1. The process of making tubular extruded shapes which comprises extruding metal through a die to form the shape in an integral piece open longitudinally along one side with a complementary tongue and groove formed along the opposed edges on opposite sides of said opening, then forcing the opposite sides together to bring the tongue into the groove, and folding one side of the groove around the tongue to interlock them together and form a closed section.
2. The process of making tubular extruded shapes which comprises extruding metal through a die to form an integral member having opposite side portions separated longitudinally along one side and with complementary means along the edges on opposite sides of the opening adapted to interlock, then forcing the opposite sides together to close said opening and bring the complementary members together, and interlocking said members to secure the sides together.
3. The process of making tubular extruded shapes which comprises extruding metal through a die to form an integral member having opposite side portions separated longitudinally along one side and with a complementary rib and groove along the edges on opposite sides of the opening, said groove being adapted to receive the rib therein, then forcing the sides of the member together to cause the rib to seat in the groove, and folding the inner wall of the groove over the rib to lock the sides together.

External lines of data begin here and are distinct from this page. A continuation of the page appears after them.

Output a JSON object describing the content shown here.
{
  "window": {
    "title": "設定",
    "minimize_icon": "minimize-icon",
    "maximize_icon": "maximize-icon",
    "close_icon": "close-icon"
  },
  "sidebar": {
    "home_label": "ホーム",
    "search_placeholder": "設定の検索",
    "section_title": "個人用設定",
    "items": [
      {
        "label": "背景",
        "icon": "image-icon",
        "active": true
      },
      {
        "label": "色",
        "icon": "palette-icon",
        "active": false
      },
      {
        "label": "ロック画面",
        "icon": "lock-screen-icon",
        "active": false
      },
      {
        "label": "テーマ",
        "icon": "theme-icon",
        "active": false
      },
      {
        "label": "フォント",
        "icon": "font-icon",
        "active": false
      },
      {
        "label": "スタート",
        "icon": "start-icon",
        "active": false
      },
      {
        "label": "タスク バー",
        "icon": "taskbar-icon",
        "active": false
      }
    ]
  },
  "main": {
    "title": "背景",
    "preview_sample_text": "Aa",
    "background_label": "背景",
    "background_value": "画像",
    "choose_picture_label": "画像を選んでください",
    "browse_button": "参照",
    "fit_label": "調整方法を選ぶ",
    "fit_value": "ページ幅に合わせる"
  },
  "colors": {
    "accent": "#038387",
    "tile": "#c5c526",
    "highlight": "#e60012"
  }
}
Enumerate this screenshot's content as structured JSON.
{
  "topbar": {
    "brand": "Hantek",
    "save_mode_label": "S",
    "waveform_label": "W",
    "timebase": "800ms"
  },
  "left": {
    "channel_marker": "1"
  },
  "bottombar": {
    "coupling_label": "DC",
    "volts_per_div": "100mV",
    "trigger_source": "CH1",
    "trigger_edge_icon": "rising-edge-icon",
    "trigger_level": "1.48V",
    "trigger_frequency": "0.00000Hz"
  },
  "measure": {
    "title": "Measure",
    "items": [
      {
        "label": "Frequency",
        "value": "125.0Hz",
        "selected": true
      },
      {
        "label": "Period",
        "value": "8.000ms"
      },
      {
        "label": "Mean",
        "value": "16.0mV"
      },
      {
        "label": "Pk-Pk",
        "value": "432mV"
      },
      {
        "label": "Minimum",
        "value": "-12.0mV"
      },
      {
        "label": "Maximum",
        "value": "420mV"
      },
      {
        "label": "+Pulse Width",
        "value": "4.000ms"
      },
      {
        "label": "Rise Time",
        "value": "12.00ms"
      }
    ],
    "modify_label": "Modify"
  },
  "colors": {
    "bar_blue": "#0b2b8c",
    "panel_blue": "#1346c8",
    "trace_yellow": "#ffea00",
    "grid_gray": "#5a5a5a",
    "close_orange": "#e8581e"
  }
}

4. The process of making tubular extruded shapes which comprises extruding metal through a die to form an integral member having opposite side portions separated longitudinally along one side and with a complementary rib and groove extending longitudinallyalong the edges on opposite sides of the opening, then forcing the sides of the member together to cause the rib to seat in the groove, and folding the inner wall of the groove over the rib to lock the sides together, the groove and rib being so spaced from the outer surfaces of said side walls that when interlocked the edges abut at these surfaces and the surfaces are continuations of each other.
5. The process of making tubular extruded shapes which comprises extruding metal through a die to form the shape in an integral piece open longitudinally along one side with a complementary tongue and groove formed along the opposed edges on opposite sides of 5 said opening and an integral longitudinal flange adjacent one of said complementary elements and a longitudinal shoulder adjacent the other, then forcing the opposite sides together to close said opening and seat the tongue in the groove, and folding the flange over said shoulder to look the sides together.
6. A tubular section of extruded metal having a longitudinal joint along one side comprising a longitudinal groove and a longitudinal rib seated therein, the inner side of the groove being folded over the rib to lock the sides of the tube together, and the rib and groove being spaced inwardly from the outer surface of the tube so that when interlocked the opposite sides of the joint abut at the outer surface and the portions of this surface on opposite sides of the joint form continuations of each other.
In testimony whereof I aflix my signature. GEORGE F. WESTERMAN.